We're really not looking for the maturity wall to hit until 2025. And so if yields and rates are still at five and a half or 6% in terms of the policy rate going into the second half of 2024, that could really become an issue. But that's not our base case. And so we think that, you know, high yield is still a great place to be, but you need to be careful with your rating selection. And Maryn, we don't have much time left, but I want to get your thought on the second part of what Amanda Lyneham said. That we don't view a recession is a necessary ingredient for an uptick in divorce. When you think about this demand that we've seen for investment grade.
Would a recession scare away some away some of those buyers? I mean, yes and no. Right? I mean, what you'll see is ratings decompression, right? You're going to see investors gravitate towards the highest quality names up the stack, single-A rated names, and you'll see Triple B's underperform in that environment. But remember, our market is driven a lot by base rates, right? And so in a recessionary environment, Treasury yields are likely to rally and that rally will generate positive returns in fixed income. And those returns will attract those total rate of return buyers. To the extent the losses that you see on the spread widening, don't overcompensate for that move lowering rates and that tends not to be the case. So said another way, we would still
expect to see investors buying investment grade as a as a safe haven play and also place where you could still potentially eke out some positive returns even in a recessionary environment. All right. Maureen and Zach, got to leave it there. Really appreciate your time. And a reminder that right now, Biden, President Biden is now speaking following a meeting with seven leading artificial intelligence firms about a new agreement for AI safeguards. You can check that out at live. Go on your terminal. This is Bloomberg.
I'm Katie Greifeld. This is Bloomberg Real Yield. Time now for the final spread, the week ahead. Coming up, we have the Nasdaq rebalancing monday, tuesday, tech earnings Wednesday.

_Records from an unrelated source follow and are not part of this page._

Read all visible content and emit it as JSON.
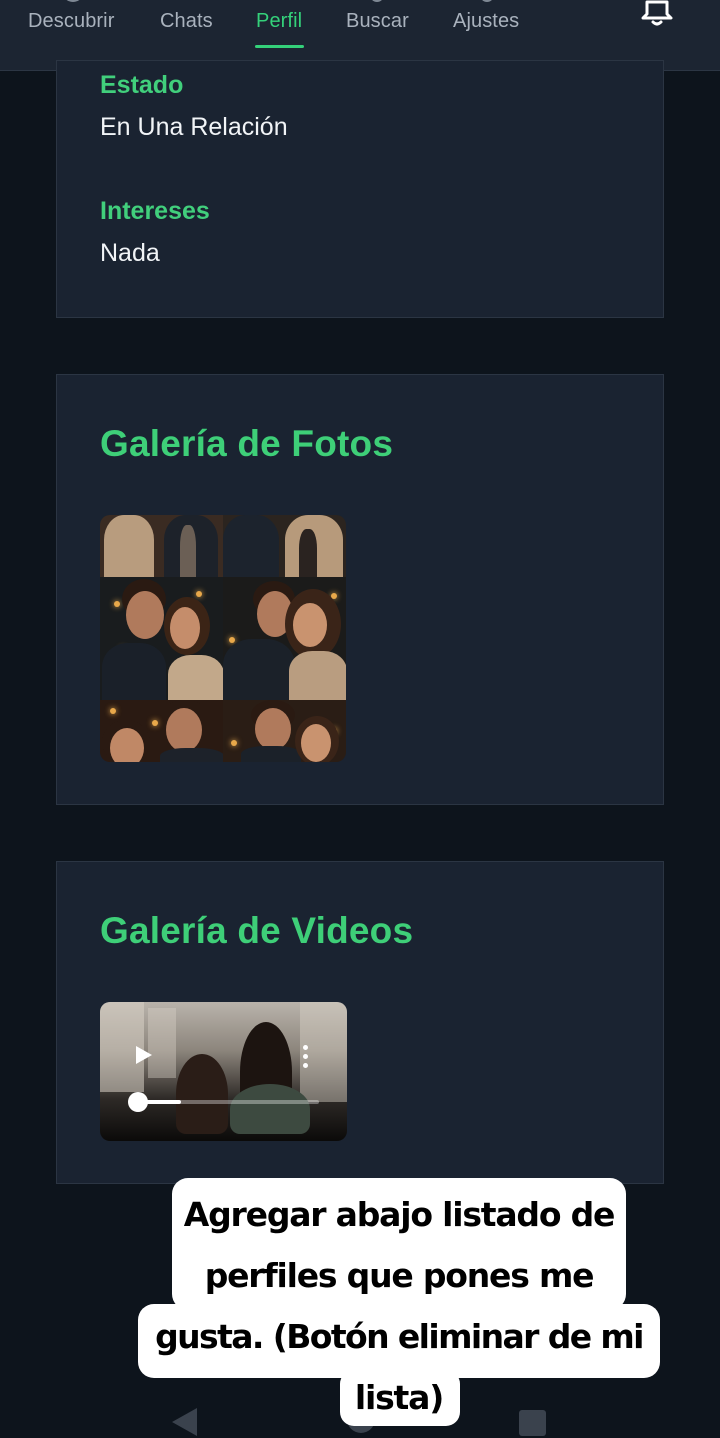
{
  "topnav": {
    "items": [
      {
        "label": "Descubrir",
        "active": false
      },
      {
        "label": "Chats",
        "active": false
      },
      {
        "label": "Perfil",
        "active": true
      },
      {
        "label": "Buscar",
        "active": false
      },
      {
        "label": "Ajustes",
        "active": false
      }
    ],
    "bell_icon": "bell-icon",
    "accent_color": "#34d17a"
  },
  "profile_info": {
    "fields": [
      {
        "label": "Estado",
        "value": "En Una Relación"
      },
      {
        "label": "Intereses",
        "value": "Nada"
      }
    ]
  },
  "photo_gallery": {
    "title": "Galería de Fotos"
  },
  "video_gallery": {
    "title": "Galería de Videos",
    "progress": 0.24,
    "play_icon": "play-icon",
    "menu_icon": "more-vertical-icon"
  },
  "annotation": {
    "lines": [
      "Agregar abajo listado de",
      "perfiles que pones me",
      "gusta. (Botón eliminar de mi",
      "lista)"
    ]
  },
  "system_nav": {
    "icons": [
      "back-icon",
      "home-icon",
      "recents-icon"
    ]
  }
}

It's the Fed's rate decision. Then we have the ECB on Thursday and Friday. It's the DOJ global central banks, the one to keep an eye on. From New York, this is Bloomberg.